That’s when my whole foolish lifestyle was suddenly right there for all to see. While my income was suddenly half of what it used to be, my bills remained the same. We struggled valiently to pay, and for a few months we were able to somehow, but eventually we started falling behind. It was impossible to keep up.
Collectors started calling. Every. Single. Day. From dawn to dusk, we lived in fear of the telephone. Our mailbox was filled with horrible collection noticies – You’re overdue! You’re overdue! You’re overdue they all seemed to shout.
It was terrible. And today, 3 years later, we are still working to dig ourselves out of the mess we created, and we are about to do it but by selling our home to pay off everything we owe. So if you have read this far, it means you’ve likely been through failure yourself, maybe even a similar experience to mine. Or maybe you’re experiencing failure now.
If that’s you, if you’re walking through failure, my hope is that I can encourage you a little today by sharing some of my story with you. You aren’t alone, my friend, even though I know you feel like you are. I also would like to share a few things I learned that have helped me move on. Maybe they will help you too:
Pray – connect with God. I believe we all need God. The experiences I have had have often left me feeling crushed, vulnerable and quite powerless. There is a limit to what we can do, but you know what? There is nothing God can’t do. Psalm 119:105 says: “Your word is a lamp for my feet, a light on my path.” My experience has been that even through the darkest times of my life, God has always been there to give me hope and help.

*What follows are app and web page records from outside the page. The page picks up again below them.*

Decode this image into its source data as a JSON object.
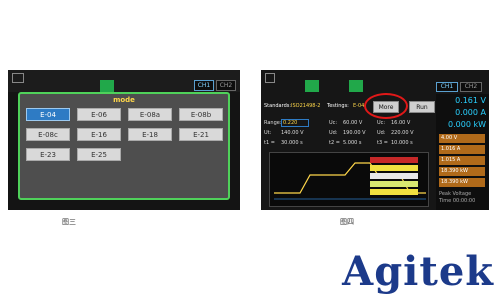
{
  "screen1": {
    "channels": [
      "CH1",
      "CH2"
    ],
    "dialog_title": "mode",
    "options": [
      "E-04",
      "E-06",
      "E-08a",
      "E-08b",
      "E-08c",
      "E-16",
      "E-18",
      "E-21",
      "E-23",
      "E-25"
    ],
    "selected": "E-04",
    "caption": "图三"
  },
  "screen2": {
    "standards_label": "Standards:",
    "standards_value": "ISO21498-2",
    "testings_label": "Testings:",
    "testings_value": "E-04",
    "more_button": "More",
    "run_button": "Run",
    "ranges_label": "Range:",
    "ranges_value": "0.220",
    "row1": [
      "Uc:",
      "60.00 V",
      "Uc:",
      "16.00 V"
    ],
    "row2": [
      "Ut:",
      "140.00 V",
      "Ud:",
      "190.00 V",
      "Ud:",
      "220.00 V"
    ],
    "row3": [
      "t1 =",
      "30.000 s",
      "t2 =",
      "5.000 s",
      "t3 =",
      "10.000 s"
    ],
    "channels": [
      "CH1",
      "CH2"
    ],
    "readouts": [
      "0.161 V",
      "0.000 A",
      "0.000 kW"
    ],
    "badges": [
      "4.00 V",
      "1.016 A",
      "1.015 A",
      "18.390 kW",
      "18.390 kW"
    ],
    "footer": [
      "Peak Voltage",
      "Time 00:00:00"
    ],
    "caption": "图四"
  },
  "brand": "Agitek"
}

“Failure is an event, not a person.” – Zig Ziglar Failure has a sneaky way of making you think YOU ARE the failure. Reality is different. You experienced a failure, and it may take you some time to move through it, recover from it, and learn from it, but YOU are not that failure. I had to learn how to see the difference. Have you?
Budget! “Learn how to tell your money what to do, or you’ll wonder where it went.” Dave Ramsey. I’m still learning how to do this with my family, but budgeting and being on the same financial page as your spouse (if you’re married) is powerful. If you’re single, you still need to tell your money where to go on paper, or you will find it very hard to make financial progress. Try checking out http://www.daveramsey.com – the podcast is well worth your time. It is filled with people who are working through their finances too. HOPE!
“Debt is dumb.” – Dave Ramsey. Lots of people say there is such a thing as good debt. They’ll tell you to invest in a house or a property or a thing that generates money for you. They’ll call this ‘good debt.’ I’m no economist, and I’m no financial advisor. But here is what I think: If you don’t outright own the thing or property that generates money for you, you own nothing but risk. Everyone is vulnerable to bad things happening. If you don’t own it….you have a risk on your hands.
Connect with others. I felt ashamed to show others that I had failed…at first. Then, little by little, I started opening up to SAFE people. My wife. My father. My brother, and a small online business community I was a part of. The support and input I got back was life changing. Not only did I find out that many I shared with ALSO had experienced similar troubles, but I also found amazing advice on how to navigate forward again. Start looking for safe people to share your trouble with today!
It’s your turn! Have you experienced failure? What have you learned from it? I would love to hear from you – why not share a comment below? And if you are walking through failure, and you feel alone – reach out! I would love to be your friend through this hard time. Don’t be shy!